Posted by Maureen Monday, April 28, 2008 Labels: ,

Kibera, Nairobi. Photo courtesy Toby Lunn.

Here is another fascinating tidbit from one of my classes, "Global Cities." Note the last sentence and the author's claim to the implications this sort of inward migration could have on the Earth.

This is an excerpt from Planet of Slums by Mike Davis (courtesy of New Left Review, Vol. 26, 2004):

Ninety-five per cent of this final buildout of humanity will occur in the urban areas of developing countries, whose population will double to nearly 4 billion over the next generation.
(Indeed, the combined urban population of China, India and Brazil already roughly equals that of Europe plus North America.) The most celebrated result will be the burgeoning of new megacities with populations in excess of 8 million, and, even more spectacularly, hypercities with more than 20 million inhabitants (the estimated urban population of the world at the time of the French Revolution). In 1995 only Tokyo had incontestably reached that threshold.

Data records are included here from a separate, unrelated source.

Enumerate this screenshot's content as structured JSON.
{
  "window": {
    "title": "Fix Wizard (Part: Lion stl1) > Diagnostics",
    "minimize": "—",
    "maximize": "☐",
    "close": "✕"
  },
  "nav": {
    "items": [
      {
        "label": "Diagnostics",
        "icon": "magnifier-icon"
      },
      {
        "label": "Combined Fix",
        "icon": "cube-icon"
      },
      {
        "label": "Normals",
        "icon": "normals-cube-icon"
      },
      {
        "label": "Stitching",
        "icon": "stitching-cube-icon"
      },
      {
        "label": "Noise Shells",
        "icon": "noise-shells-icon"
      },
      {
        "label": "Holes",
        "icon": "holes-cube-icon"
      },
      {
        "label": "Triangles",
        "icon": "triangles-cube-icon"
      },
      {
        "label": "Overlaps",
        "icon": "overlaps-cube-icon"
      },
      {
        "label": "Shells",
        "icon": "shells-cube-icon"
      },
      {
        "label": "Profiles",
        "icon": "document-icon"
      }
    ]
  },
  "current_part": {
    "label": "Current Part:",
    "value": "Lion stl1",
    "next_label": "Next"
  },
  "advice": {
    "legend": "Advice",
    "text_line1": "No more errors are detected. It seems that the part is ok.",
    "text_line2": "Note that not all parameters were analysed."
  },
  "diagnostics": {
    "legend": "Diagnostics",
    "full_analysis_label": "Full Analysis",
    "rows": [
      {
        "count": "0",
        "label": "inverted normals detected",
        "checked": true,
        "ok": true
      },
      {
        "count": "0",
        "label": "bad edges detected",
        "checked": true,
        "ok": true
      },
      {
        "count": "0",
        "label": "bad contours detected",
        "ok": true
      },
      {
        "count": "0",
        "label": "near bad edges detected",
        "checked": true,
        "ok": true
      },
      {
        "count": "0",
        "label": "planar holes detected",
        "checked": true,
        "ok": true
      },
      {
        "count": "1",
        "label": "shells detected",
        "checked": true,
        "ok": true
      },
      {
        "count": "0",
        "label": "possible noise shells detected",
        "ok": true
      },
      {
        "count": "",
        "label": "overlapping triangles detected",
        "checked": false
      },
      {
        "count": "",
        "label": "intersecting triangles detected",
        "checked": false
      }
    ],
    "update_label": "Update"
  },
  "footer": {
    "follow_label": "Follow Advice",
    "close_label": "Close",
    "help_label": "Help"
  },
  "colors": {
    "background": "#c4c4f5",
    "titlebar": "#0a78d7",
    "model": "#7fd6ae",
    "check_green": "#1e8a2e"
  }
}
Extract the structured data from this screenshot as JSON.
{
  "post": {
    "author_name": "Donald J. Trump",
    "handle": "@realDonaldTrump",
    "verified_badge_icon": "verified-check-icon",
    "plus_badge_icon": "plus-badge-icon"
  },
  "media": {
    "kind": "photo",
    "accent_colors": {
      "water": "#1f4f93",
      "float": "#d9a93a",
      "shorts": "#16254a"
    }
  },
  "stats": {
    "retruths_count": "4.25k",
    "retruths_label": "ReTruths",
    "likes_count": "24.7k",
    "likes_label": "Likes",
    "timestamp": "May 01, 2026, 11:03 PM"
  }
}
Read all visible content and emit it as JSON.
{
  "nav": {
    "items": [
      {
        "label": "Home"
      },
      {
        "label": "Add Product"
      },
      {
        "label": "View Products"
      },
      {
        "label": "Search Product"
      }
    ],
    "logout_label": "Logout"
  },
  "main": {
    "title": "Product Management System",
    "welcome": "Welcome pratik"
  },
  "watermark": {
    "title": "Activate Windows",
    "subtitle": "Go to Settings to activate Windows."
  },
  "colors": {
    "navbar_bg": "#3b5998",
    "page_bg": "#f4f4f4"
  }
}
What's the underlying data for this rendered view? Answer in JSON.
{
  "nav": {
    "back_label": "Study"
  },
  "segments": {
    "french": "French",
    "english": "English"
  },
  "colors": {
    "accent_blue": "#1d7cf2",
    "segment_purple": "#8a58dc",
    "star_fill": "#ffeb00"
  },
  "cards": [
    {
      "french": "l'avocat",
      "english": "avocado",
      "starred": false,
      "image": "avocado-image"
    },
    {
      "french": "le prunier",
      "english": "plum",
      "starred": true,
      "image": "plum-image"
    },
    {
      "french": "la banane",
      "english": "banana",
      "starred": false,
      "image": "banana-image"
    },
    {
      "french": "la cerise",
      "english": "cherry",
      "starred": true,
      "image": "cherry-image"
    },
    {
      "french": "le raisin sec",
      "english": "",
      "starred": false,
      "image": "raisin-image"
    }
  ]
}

By 2025, according to the Far Eastern EconomicReview, Asia alone could have ten or eleven conurbations that large, including Jakarta (24.9 million), Dhaka (25 million) and Karachi (26.5 million). Shanghai, whose growth was frozen for decades by Maoist policies of deliberate under-urbanization, could have as many as 27 million residents in its huge estuarial metro-region. Mumbai (Bombay) meanwhile is projected to attain a population of 33 million, although no one knows whether such gigantic concentrations of poverty are biologically or ecologically sustainable.

Per Davis's title and the thesis of his book, this mass urban population growth leads to an enormous and uncontrollable amount of slums in the world's cities. The photo above is of Kibera, the second-largest slum in Sub-Saharan Africa, located right smack dab in the middle of Nairobi, Kenya.